Exercise material:
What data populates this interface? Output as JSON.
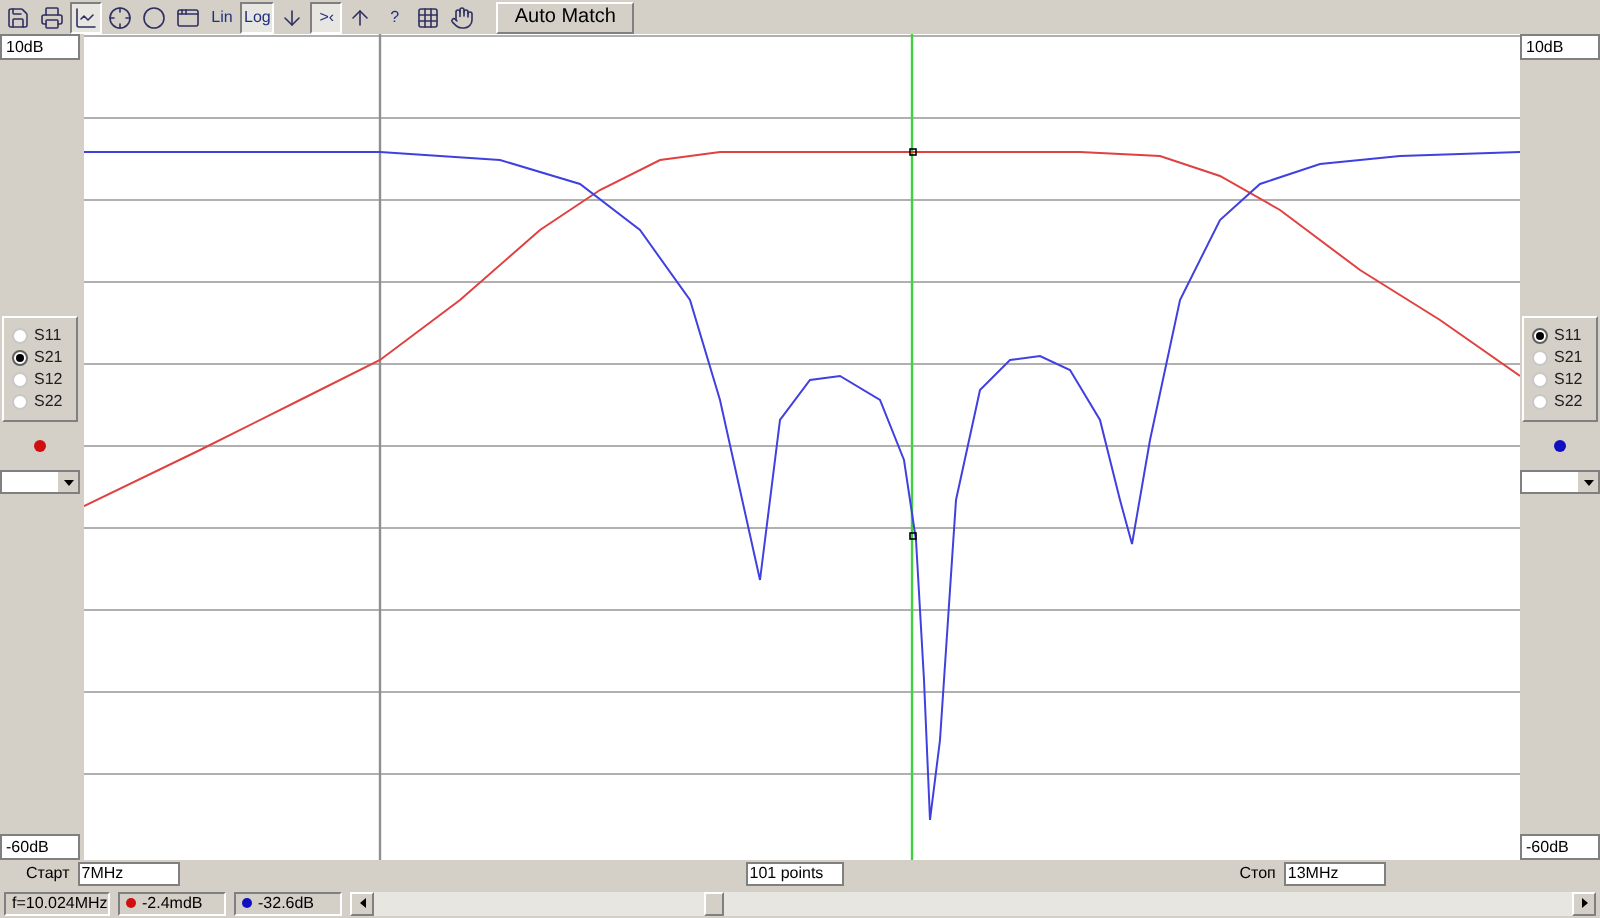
{
  "toolbar": [
    {
      "kind": "icon",
      "pressed": false
    },
    {
      "kind": "icon",
      "pressed": false
    },
    {
      "kind": "icon",
      "pressed": true
    },
    {
      "kind": "icon",
      "pressed": false
    },
    {
      "kind": "icon",
      "pressed": false
    },
    {
      "kind": "icon",
      "pressed": false
    },
    {
      "kind": "text",
      "label": "Lin",
      "pressed": false
    },
    {
      "kind": "text",
      "label": "Log",
      "pressed": true
    },
    {
      "kind": "icon",
      "pressed": false
    },
    {
      "kind": "text",
      "label": ">‹",
      "pressed": true
    },
    {
      "kind": "icon",
      "pressed": false
    },
    {
      "kind": "text",
      "label": "?",
      "pressed": false
    },
    {
      "kind": "icon",
      "pressed": false
    },
    {
      "kind": "icon",
      "pressed": false
    },
    {
      "kind": "button",
      "label": "Auto Match",
      "pressed": false
    }
  ],
  "left_panel": {
    "top_value": "10dB",
    "bottom_value": "-60dB",
    "params": [
      {
        "label": "S11",
        "selected": false
      },
      {
        "label": "S21",
        "selected": true
      },
      {
        "label": "S12",
        "selected": false
      },
      {
        "label": "S22",
        "selected": false
      }
    ],
    "color": "#d01010"
  },
  "right_panel": {
    "top_value": "10dB",
    "bottom_value": "-60dB",
    "params": [
      {
        "label": "S11",
        "selected": true
      },
      {
        "label": "S21",
        "selected": false
      },
      {
        "label": "S12",
        "selected": false
      },
      {
        "label": "S22",
        "selected": false
      }
    ],
    "color": "#1010c0"
  },
  "sweep": {
    "start_label": "Старт",
    "start_value": "7MHz",
    "points": "101 points",
    "stop_label": "Стоп",
    "stop_value": "13MHz"
  },
  "status_bar": {
    "frequency": "f=10.024MHz",
    "readings": [
      {
        "value": "-2.4mdB",
        "color": "#d01010"
      },
      {
        "value": "-32.6dB",
        "color": "#1010c0"
      }
    ]
  }
}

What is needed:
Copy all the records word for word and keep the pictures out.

Response to this task:
What data populates this interface? Output as JSON.
{
  "toolbar": [
    {
      "kind": "icon",
      "pressed": false
    },
    {
      "kind": "icon",
      "pressed": false
    },
    {
      "kind": "icon",
      "pressed": true
    },
    {
      "kind": "icon",
      "pressed": false
    },
    {
      "kind": "icon",
      "pressed": false
    },
    {
      "kind": "icon",
      "pressed": false
    },
    {
      "kind": "text",
      "label": "Lin",
      "pressed": false
    },
    {
      "kind": "text",
      "label": "Log",
      "pressed": true
    },
    {
      "kind": "icon",
      "pressed": false
    },
    {
      "kind": "text",
      "label": ">‹",
      "pressed": true
    },
    {
      "kind": "icon",
      "pressed": false
    },
    {
      "kind": "text",
      "label": "?",
      "pressed": false
    },
    {
      "kind": "icon",
      "pressed": false
    },
    {
      "kind": "icon",
      "pressed": false
    },
    {
      "kind": "button",
      "label": "Auto Match",
      "pressed": false
    }
  ],
  "left_panel": {
    "top_value": "10dB",
    "bottom_value": "-60dB",
    "params": [
      {
        "label": "S11",
        "selected": false
      },
      {
        "label": "S21",
        "selected": true
      },
      {
        "label": "S12",
        "selected": false
      },
      {
        "label": "S22",
        "selected": false
      }
    ],
    "color": "#d01010"
  },
  "right_panel": {
    "top_value": "10dB",
    "bottom_value": "-60dB",
    "params": [
      {
        "label": "S11",
        "selected": true
      },
      {
        "label": "S21",
        "selected": false
      },
      {
        "label": "S12",
        "selected": false
      },
      {
        "label": "S22",
        "selected": false
      }
    ],
    "color": "#1010c0"
  },
  "sweep": {
    "start_label": "Старт",
    "start_value": "7MHz",
    "points": "101 points",
    "stop_label": "Стоп",
    "stop_value": "13MHz"
  },
  "status_bar": {
    "frequency": "f=10.024MHz",
    "readings": [
      {
        "value": "-2.4mdB",
        "color": "#d01010"
      },
      {
        "value": "-32.6dB",
        "color": "#1010c0"
      }
    ]
  }
}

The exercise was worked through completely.